Educational videos need to be more than recorded lectures to engage students. Still, video production seems easy. All the faculty needs is a camera and their lecture notes, right? No, compelling videos can make or break a course’s effectiveness. Read on for the best things to focus on when creating videos for college courses when using video production services.
Many products exist in the K-12 space. On the teaching level, enthusiastic school administrators promote the use of a new product or curriculum. Later, this product or curriculum does not resonate with the teachers. Essentially, the product becomes “shelved” because teachers fall back on what they know. Teachers rely on what works for their classroom. Also, when it comes to educational products, teachers and school administrators confront thousands of choices. Overall, these products boast similar features and benefits. K-12 publishers and providers consider these points to make successful educational products when selling to school districts.
While some SEL programs face criticism from states and parents, a need for them remains. For high schoolers, effective SEL materials and products lack focus for them. Many high school students use products geared for younger grades. Therefore, these products do not address the social status that high school students experience in their teen years. Ineffective products lead to poor results. Providers and publishers consider the methods below to integrate into your products and materials for social-emotional learning.

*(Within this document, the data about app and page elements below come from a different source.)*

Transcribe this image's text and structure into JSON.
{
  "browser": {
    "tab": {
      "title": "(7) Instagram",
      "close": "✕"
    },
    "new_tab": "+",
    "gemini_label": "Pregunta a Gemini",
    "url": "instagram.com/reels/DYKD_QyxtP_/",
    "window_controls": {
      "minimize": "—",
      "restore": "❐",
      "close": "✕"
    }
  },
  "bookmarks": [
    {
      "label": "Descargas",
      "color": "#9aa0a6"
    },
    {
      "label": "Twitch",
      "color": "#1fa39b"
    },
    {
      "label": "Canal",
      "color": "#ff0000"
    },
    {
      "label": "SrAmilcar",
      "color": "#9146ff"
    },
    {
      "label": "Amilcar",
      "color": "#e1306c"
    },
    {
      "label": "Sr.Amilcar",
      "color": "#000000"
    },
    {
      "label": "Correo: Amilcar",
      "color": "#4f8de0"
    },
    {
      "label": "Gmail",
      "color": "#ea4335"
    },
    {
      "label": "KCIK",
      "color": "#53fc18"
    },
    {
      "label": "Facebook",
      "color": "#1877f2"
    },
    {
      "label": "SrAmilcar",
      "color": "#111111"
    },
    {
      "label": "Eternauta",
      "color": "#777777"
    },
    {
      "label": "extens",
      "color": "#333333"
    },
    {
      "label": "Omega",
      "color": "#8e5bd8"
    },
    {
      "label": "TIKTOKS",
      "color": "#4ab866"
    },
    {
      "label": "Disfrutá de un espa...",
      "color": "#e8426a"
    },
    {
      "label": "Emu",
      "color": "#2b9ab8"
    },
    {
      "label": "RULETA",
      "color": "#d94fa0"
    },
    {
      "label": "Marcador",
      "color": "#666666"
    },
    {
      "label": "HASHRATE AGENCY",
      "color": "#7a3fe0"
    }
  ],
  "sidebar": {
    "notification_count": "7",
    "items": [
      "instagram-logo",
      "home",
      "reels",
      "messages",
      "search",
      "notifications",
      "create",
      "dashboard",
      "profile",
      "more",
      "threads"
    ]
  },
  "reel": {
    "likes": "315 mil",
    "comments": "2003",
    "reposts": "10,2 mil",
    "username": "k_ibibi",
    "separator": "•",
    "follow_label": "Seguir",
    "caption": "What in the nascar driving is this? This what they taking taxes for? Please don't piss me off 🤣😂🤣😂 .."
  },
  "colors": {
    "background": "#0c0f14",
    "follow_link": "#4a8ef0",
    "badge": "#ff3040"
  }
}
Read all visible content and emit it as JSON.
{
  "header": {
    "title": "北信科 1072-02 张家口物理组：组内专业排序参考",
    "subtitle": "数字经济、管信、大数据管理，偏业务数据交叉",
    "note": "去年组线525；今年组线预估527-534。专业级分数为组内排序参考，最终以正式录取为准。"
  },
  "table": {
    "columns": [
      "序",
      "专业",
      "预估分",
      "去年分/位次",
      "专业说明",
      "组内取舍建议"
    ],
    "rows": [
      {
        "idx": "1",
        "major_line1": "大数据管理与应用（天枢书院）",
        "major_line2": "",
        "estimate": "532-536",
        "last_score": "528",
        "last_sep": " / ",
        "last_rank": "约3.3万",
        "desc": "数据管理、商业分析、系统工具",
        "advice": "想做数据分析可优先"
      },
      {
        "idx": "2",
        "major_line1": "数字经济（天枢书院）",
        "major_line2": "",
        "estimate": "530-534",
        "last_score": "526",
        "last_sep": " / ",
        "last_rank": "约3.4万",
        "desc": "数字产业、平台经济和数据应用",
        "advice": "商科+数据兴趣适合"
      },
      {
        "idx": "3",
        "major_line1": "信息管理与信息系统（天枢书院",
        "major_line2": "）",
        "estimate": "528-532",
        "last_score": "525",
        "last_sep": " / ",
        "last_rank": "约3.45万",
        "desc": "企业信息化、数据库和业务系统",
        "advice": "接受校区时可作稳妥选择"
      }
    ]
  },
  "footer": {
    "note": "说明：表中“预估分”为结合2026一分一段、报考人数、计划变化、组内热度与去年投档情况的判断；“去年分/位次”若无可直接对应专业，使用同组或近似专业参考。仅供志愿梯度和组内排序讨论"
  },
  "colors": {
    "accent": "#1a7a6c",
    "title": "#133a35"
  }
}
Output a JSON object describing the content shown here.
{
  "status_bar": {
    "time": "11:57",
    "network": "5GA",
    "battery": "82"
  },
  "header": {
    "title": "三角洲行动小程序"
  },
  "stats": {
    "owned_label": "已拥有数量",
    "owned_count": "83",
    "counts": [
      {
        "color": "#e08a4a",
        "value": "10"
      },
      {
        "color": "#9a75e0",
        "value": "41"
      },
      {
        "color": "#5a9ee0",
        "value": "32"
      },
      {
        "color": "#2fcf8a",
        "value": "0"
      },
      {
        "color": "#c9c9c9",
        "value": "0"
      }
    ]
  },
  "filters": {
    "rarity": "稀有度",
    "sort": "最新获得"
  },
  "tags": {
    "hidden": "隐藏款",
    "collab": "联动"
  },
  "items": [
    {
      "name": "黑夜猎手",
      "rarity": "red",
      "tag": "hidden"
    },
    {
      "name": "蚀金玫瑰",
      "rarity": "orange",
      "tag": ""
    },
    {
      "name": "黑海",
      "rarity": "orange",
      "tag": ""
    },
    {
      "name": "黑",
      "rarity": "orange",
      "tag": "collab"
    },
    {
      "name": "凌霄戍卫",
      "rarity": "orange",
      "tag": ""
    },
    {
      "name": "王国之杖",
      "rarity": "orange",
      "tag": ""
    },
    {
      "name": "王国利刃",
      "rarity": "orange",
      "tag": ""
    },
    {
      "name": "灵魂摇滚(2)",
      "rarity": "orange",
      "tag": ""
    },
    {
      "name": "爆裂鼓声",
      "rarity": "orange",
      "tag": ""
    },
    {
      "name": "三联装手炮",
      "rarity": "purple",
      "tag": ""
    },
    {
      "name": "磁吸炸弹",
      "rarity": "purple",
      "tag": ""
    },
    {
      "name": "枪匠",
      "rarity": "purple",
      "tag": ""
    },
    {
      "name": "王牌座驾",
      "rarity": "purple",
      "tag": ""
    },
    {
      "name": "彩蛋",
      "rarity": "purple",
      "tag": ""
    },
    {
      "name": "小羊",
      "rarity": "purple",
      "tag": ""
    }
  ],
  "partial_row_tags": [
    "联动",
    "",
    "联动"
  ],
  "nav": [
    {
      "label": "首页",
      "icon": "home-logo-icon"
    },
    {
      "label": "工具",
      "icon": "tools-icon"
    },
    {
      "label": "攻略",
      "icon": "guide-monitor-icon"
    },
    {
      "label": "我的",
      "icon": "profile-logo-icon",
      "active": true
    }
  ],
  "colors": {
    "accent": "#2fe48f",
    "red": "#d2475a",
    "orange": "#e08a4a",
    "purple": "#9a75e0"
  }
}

Spanish-speaking readers are complex and diverse. Yet, Spanish readers continue to wait for the range of English readers’ choices in digital products. Publishing leaders misunderstand the market when translating English-speaking content into Spanish. Publishing leaders can use these five ways to increase digital publishing products for Spanish language readers.
Experiential learning helps students to learn by doing. Thus, as online learning expands, schools must provide options for this type of learning. Students can work in groups, use project-based learning, and experience the arts to learn. Therefore, teachers and school districts can provide various ways to learn. Publishers can consider these four elements when supporting experiential learning for K-12.
Curriculum evaluation is much more than a content review. An evaluation must consider the nuances of the entire development cycle, from conception to maintenance. Still, content, instructor delivery, and student performance make the news. But, focusing evaluation only on those three areas fails districts and, more importantly, students. Curriculum evaluation relies on complex processes. Therefore, most evaluation models do not account for the nuances of the development process. Leaders consider these details when evaluating curriculum.
Nursing continues to be a vital profession globally. From pandemics to wars to everyday health, nurses help direct, support, and review the health of everyone, for humanity. An important step for any nurse is licensure. To obtain this license, current and future nursing professionals must pass the NCLEX test. The assessment determines the ability level of RNs and LPN/LVNs. The National Council of State Boards of Nursing (NCSBN) develops the NCLEX and updates its tests every 3 years. The revisions improve the passing standard and ensure nursing knowledge meets current standards, advancements, and future NCSBN goals.
Subject Matter Experts (SMEs), the oracles of knowledge, provide the expertise for curriculum and course development. They know the subject, perhaps taught it, made a course on their own before, or worked in an industry for many, many years. When developing the content, leaders, instructional designers (IDs), and other team members rely on them to ensure the content moves in the best direction; they review if the content is reliable. Yet, the curriculum development process may lack clarity. Team members may not know their role or not meet the expectations. Therefore, leaders should understand these situations when directing SMEs when developing courses.
Colleges, universities, and K-12 providers are seeing an increased need for curriculum development, especially for online course content. A majority of schools have been pushed into digital content to meet the needs of pandemic-related constraints. While these are positive transformations, they need to deliver content more quickly. Thus, schools face overworking current curriculum designers or hiring new employees. However, a more efficient solution is collaborating with experienced third-party content creators to design courses.